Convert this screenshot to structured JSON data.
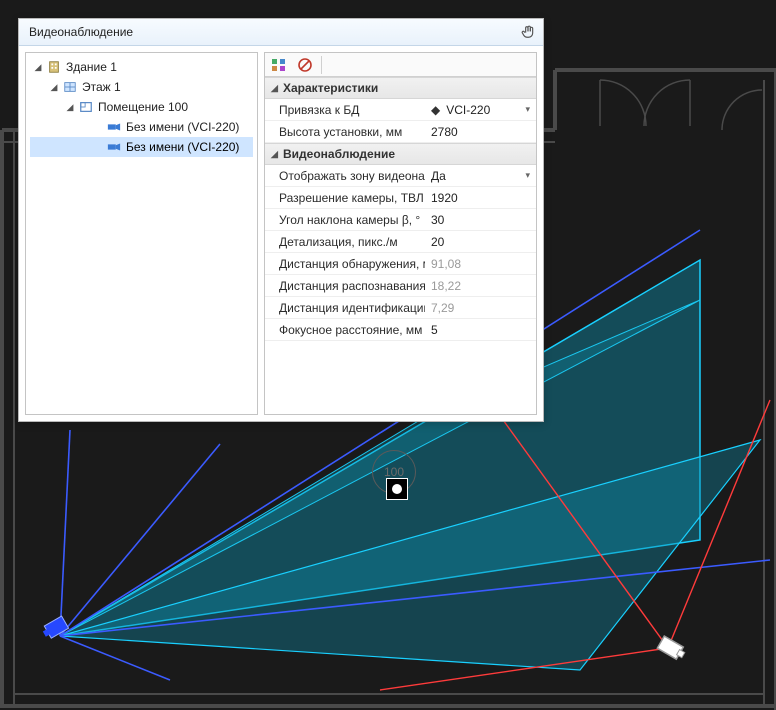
{
  "panel": {
    "title": "Видеонаблюдение"
  },
  "tree": {
    "items": [
      {
        "label": "Здание 1",
        "indent": 0,
        "expanded": true,
        "icon": "building",
        "selected": false
      },
      {
        "label": "Этаж 1",
        "indent": 1,
        "expanded": true,
        "icon": "floor",
        "selected": false
      },
      {
        "label": "Помещение 100",
        "indent": 2,
        "expanded": true,
        "icon": "room",
        "selected": false
      },
      {
        "label": "Без имени (VCI-220)",
        "indent": 3,
        "expanded": null,
        "icon": "camera",
        "selected": false
      },
      {
        "label": "Без имени (VCI-220)",
        "indent": 3,
        "expanded": null,
        "icon": "camera",
        "selected": true
      }
    ]
  },
  "properties": {
    "categories": [
      {
        "title": "Характеристики",
        "rows": [
          {
            "name": "Привязка к БД",
            "value": "VCI-220",
            "diamond": true,
            "chevron": true
          },
          {
            "name": "Высота установки, мм",
            "value": "2780"
          }
        ]
      },
      {
        "title": "Видеонаблюдение",
        "rows": [
          {
            "name": "Отображать зону видеонабл...",
            "value": "Да",
            "chevron": true
          },
          {
            "name": "Разрешение камеры, ТВЛ",
            "value": "1920"
          },
          {
            "name": "Угол наклона камеры β, °",
            "value": "30"
          },
          {
            "name": "Детализация, пикс./м",
            "value": "20"
          },
          {
            "name": "Дистанция обнаружения, м",
            "value": "91,08",
            "dim": true
          },
          {
            "name": "Дистанция распознавания, м",
            "value": "18,22",
            "dim": true
          },
          {
            "name": "Дистанция идентификации, м",
            "value": "7,29",
            "dim": true
          },
          {
            "name": "Фокусное расстояние, мм",
            "value": "5"
          }
        ]
      }
    ]
  },
  "canvas": {
    "room_number": "100",
    "colors": {
      "floorplan": "#4a4a4a",
      "camera_zone_fill": "#0d8aa6",
      "camera_zone_stroke": "#19d0ff",
      "blue_lines": "#3b5bff",
      "red_lines": "#ff3b3b"
    }
  }
}
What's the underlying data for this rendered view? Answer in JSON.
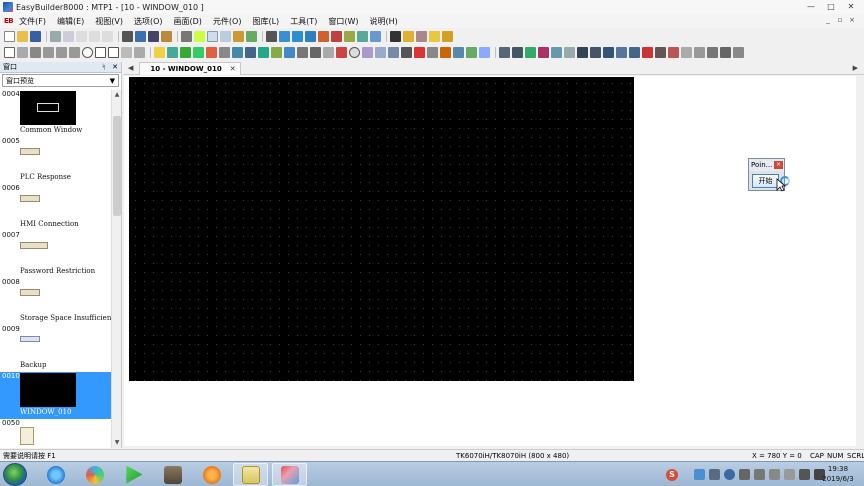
{
  "window": {
    "title": "EasyBuilder8000 : MTP1 - [10 - WINDOW_010 ]",
    "controls": [
      "—",
      "□",
      "✕"
    ]
  },
  "menubar": {
    "logo": "EB",
    "items": [
      "文件(F)",
      "编辑(E)",
      "视图(V)",
      "选项(O)",
      "画面(D)",
      "元件(O)",
      "图库(L)",
      "工具(T)",
      "窗口(W)",
      "说明(H)"
    ],
    "mdi_controls": [
      "_",
      "▫",
      "×"
    ]
  },
  "left_pane": {
    "header_label": "窗口",
    "pin": "ᛋ",
    "close": "✕",
    "combo_value": "窗口预览",
    "combo_arrow": "▼",
    "items": [
      {
        "num": "0004",
        "name": "Common Window"
      },
      {
        "num": "0005",
        "name": "PLC Response"
      },
      {
        "num": "0006",
        "name": "HMI Connection"
      },
      {
        "num": "0007",
        "name": "Password Restriction"
      },
      {
        "num": "0008",
        "name": "Storage Space Insufficient"
      },
      {
        "num": "0009",
        "name": "Backup"
      },
      {
        "num": "0010",
        "name": "WINDOW_010"
      },
      {
        "num": "0050",
        "name": ""
      }
    ],
    "selected_index": 6
  },
  "doc_tabs": {
    "nav_left": "◀",
    "nav_right": "▶",
    "active_tab": "10 - WINDOW_010",
    "tab_close": "✕"
  },
  "point_widget": {
    "title": "Poin...",
    "close": "×",
    "start_label": "开始"
  },
  "statusbar": {
    "help": "需要说明请按 F1",
    "model": "TK6070iH/TK8070iH (800 x 480)",
    "coords": "X = 780   Y = 0",
    "caps": "CAP",
    "num": "NUM",
    "scrl": "SCRL"
  },
  "taskbar": {
    "lang_indicator": "S",
    "time": "19:38",
    "date": "2019/6/3",
    "apps": [
      "browser",
      "pinwheel",
      "media-player",
      "photo-app",
      "orange-app",
      "folder-app",
      "easybuilder"
    ]
  },
  "colors": {
    "accent": "#3399ff",
    "canvas": "#000000",
    "workspace": "#ffffff"
  }
}
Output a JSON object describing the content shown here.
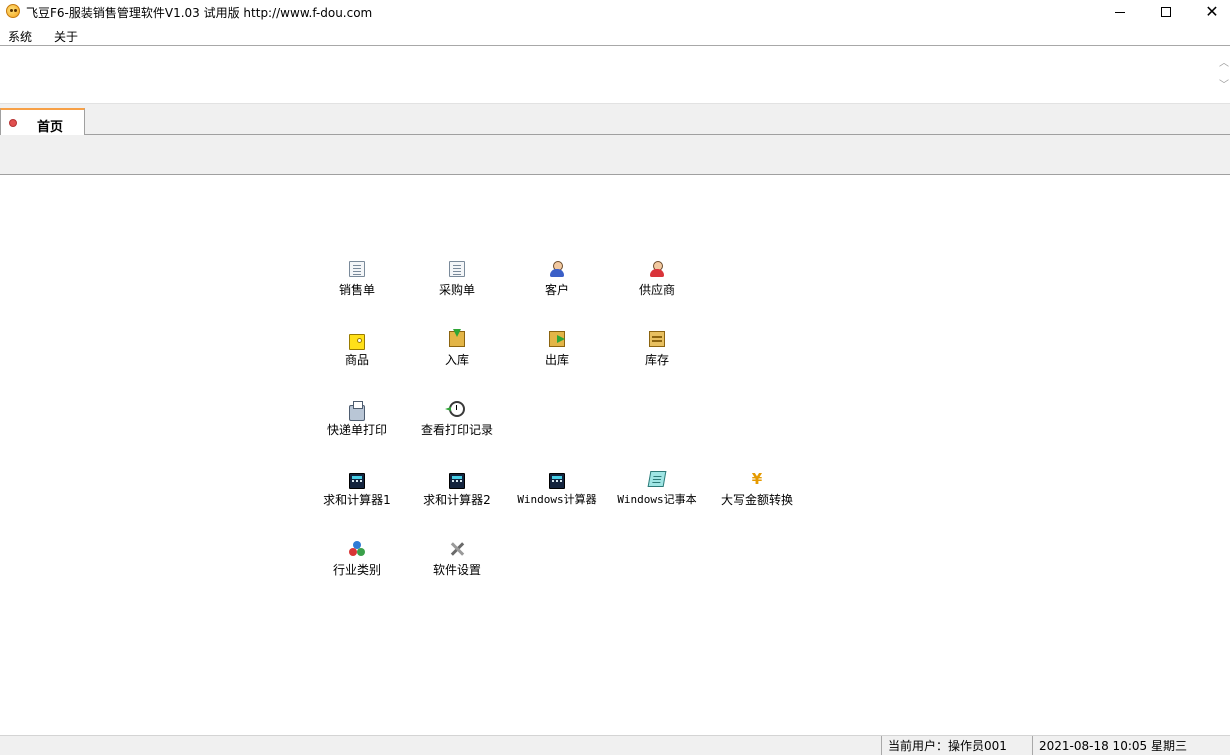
{
  "window": {
    "title": "飞豆F6-服装销售管理软件V1.03 试用版 http://www.f-dou.com",
    "minimize_icon": "minimize-icon",
    "maximize_icon": "maximize-icon",
    "close_glyph": "✕"
  },
  "menu": {
    "items": [
      {
        "label": "系统"
      },
      {
        "label": "关于"
      }
    ]
  },
  "tabs": [
    {
      "label": "首页",
      "active": true
    }
  ],
  "launchers": [
    {
      "label": "销售单",
      "icon": "sales-order-icon"
    },
    {
      "label": "采购单",
      "icon": "purchase-order-icon"
    },
    {
      "label": "客户",
      "icon": "customer-icon"
    },
    {
      "label": "供应商",
      "icon": "supplier-icon"
    },
    {
      "label": "商品",
      "icon": "product-tag-icon"
    },
    {
      "label": "入库",
      "icon": "stock-in-icon"
    },
    {
      "label": "出库",
      "icon": "stock-out-icon"
    },
    {
      "label": "库存",
      "icon": "inventory-icon"
    },
    {
      "label": "快递单打印",
      "icon": "printer-icon"
    },
    {
      "label": "查看打印记录",
      "icon": "history-icon"
    },
    {
      "label": "求和计算器1",
      "icon": "calculator-icon"
    },
    {
      "label": "求和计算器2",
      "icon": "calculator-icon"
    },
    {
      "label": "Windows计算器",
      "icon": "calculator-icon"
    },
    {
      "label": "Windows记事本",
      "icon": "notepad-icon"
    },
    {
      "label": "大写金额转换",
      "icon": "yen-icon",
      "glyph": "¥"
    },
    {
      "label": "行业类别",
      "icon": "category-icon"
    },
    {
      "label": "软件设置",
      "icon": "tools-icon"
    }
  ],
  "status": {
    "user": "当前用户：操作员001",
    "datetime": "2021-08-18 10:05 星期三"
  },
  "colors": {
    "tab_accent": "#f7a046",
    "chrome_bg": "#f0f0f0"
  }
}
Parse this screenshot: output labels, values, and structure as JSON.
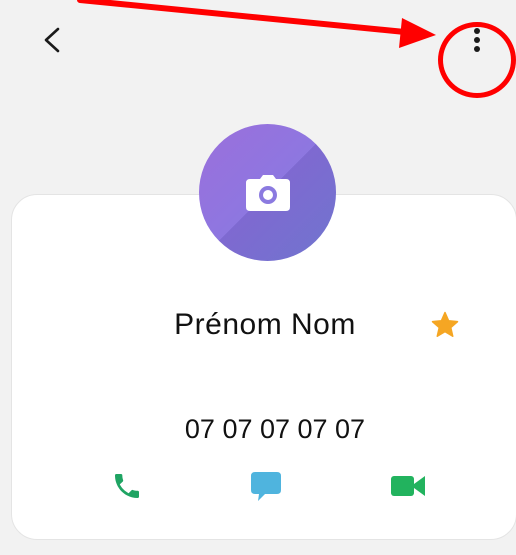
{
  "contact": {
    "name": "Prénom Nom",
    "phone": "07 07 07 07 07",
    "favorite": true
  },
  "header": {
    "back_icon": "chevron-left-icon",
    "more_icon": "more-vertical-icon"
  },
  "avatar": {
    "icon": "camera-icon"
  },
  "actions": [
    {
      "icon": "phone-icon",
      "color": "#1fa463"
    },
    {
      "icon": "message-icon",
      "color": "#4fb4de"
    },
    {
      "icon": "video-icon",
      "color": "#22b35e"
    }
  ],
  "colors": {
    "background": "#f2f2f2",
    "card": "#ffffff",
    "star": "#f5a623",
    "annotation": "#ff0000",
    "avatar_start": "#9b6fdb",
    "avatar_end": "#7b86dd"
  }
}
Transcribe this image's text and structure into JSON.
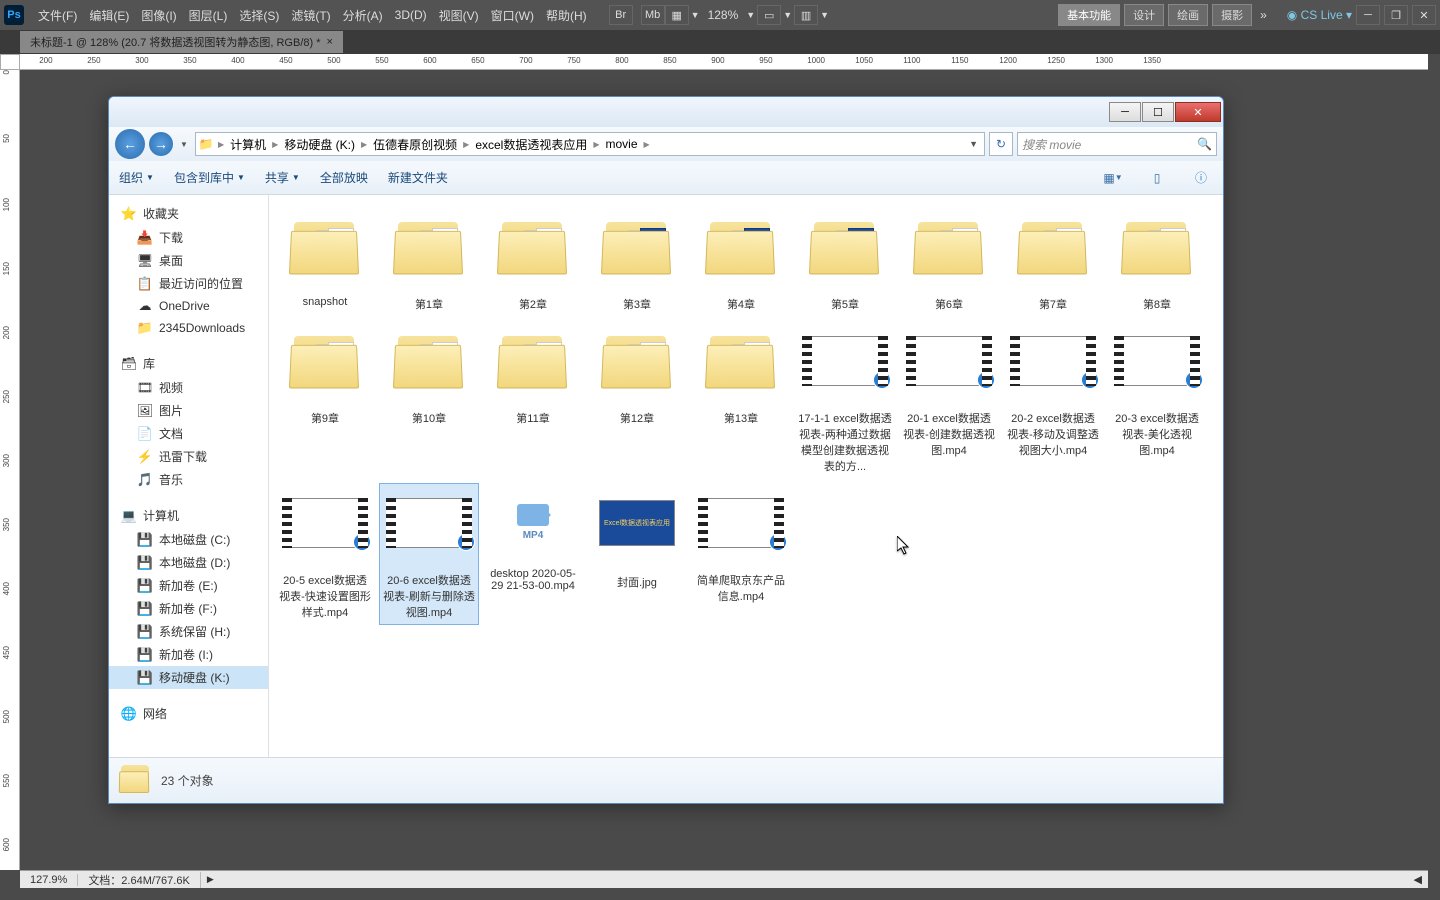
{
  "ps": {
    "menu": [
      "文件(F)",
      "编辑(E)",
      "图像(I)",
      "图层(L)",
      "选择(S)",
      "滤镜(T)",
      "分析(A)",
      "3D(D)",
      "视图(V)",
      "窗口(W)",
      "帮助(H)"
    ],
    "zoom": "128%",
    "workspaces": [
      "基本功能",
      "设计",
      "绘画",
      "摄影"
    ],
    "cslive": "CS Live",
    "tab": "未标题-1 @ 128% (20.7 将数据透视图转为静态图, RGB/8) *",
    "status_zoom": "127.9%",
    "status_doc": "文档：2.64M/767.6K"
  },
  "explorer": {
    "breadcrumb": [
      "计算机",
      "移动硬盘 (K:)",
      "伍德春原创视频",
      "excel数据透视表应用",
      "movie"
    ],
    "search_placeholder": "搜索 movie",
    "toolbar": {
      "org": "组织",
      "lib": "包含到库中",
      "share": "共享",
      "play": "全部放映",
      "newfolder": "新建文件夹"
    },
    "sidebar": {
      "fav": {
        "title": "收藏夹",
        "items": [
          "下载",
          "桌面",
          "最近访问的位置",
          "OneDrive",
          "2345Downloads"
        ]
      },
      "lib": {
        "title": "库",
        "items": [
          "视频",
          "图片",
          "文档",
          "迅雷下载",
          "音乐"
        ]
      },
      "comp": {
        "title": "计算机",
        "items": [
          "本地磁盘 (C:)",
          "本地磁盘 (D:)",
          "新加卷 (E:)",
          "新加卷 (F:)",
          "系统保留 (H:)",
          "新加卷 (I:)",
          "移动硬盘 (K:)"
        ]
      },
      "net": {
        "title": "网络"
      }
    },
    "folders_r1": [
      "snapshot",
      "第1章",
      "第2章",
      "第3章",
      "第4章",
      "第5章",
      "第6章",
      "第7章",
      "第8章"
    ],
    "folders_r2": [
      "第9章",
      "第10章",
      "第11章",
      "第12章",
      "第13章"
    ],
    "videos_r2": [
      "17-1-1 excel数据透视表-两种通过数据模型创建数据透视表的方...",
      "20-1 excel数据透视表-创建数据透视图.mp4",
      "20-2 excel数据透视表-移动及调整透视图大小.mp4",
      "20-3 excel数据透视表-美化透视图.mp4"
    ],
    "row3": {
      "v1": "20-5 excel数据透视表-快速设置图形样式.mp4",
      "v2": "20-6 excel数据透视表-刷新与删除透视图.mp4",
      "mp4name": "desktop 2020-05-29 21-53-00.mp4",
      "mp4tag": "MP4",
      "img": "封面.jpg",
      "v3": "简单爬取京东产品信息.mp4"
    },
    "status": "23 个对象"
  }
}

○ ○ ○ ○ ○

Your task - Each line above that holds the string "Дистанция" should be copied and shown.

Completed task -
            "name": "Дистанция обнаружения, м",
            "name": "Дистанция распознавания, м",
            "name": "Дистанция идентификации, м",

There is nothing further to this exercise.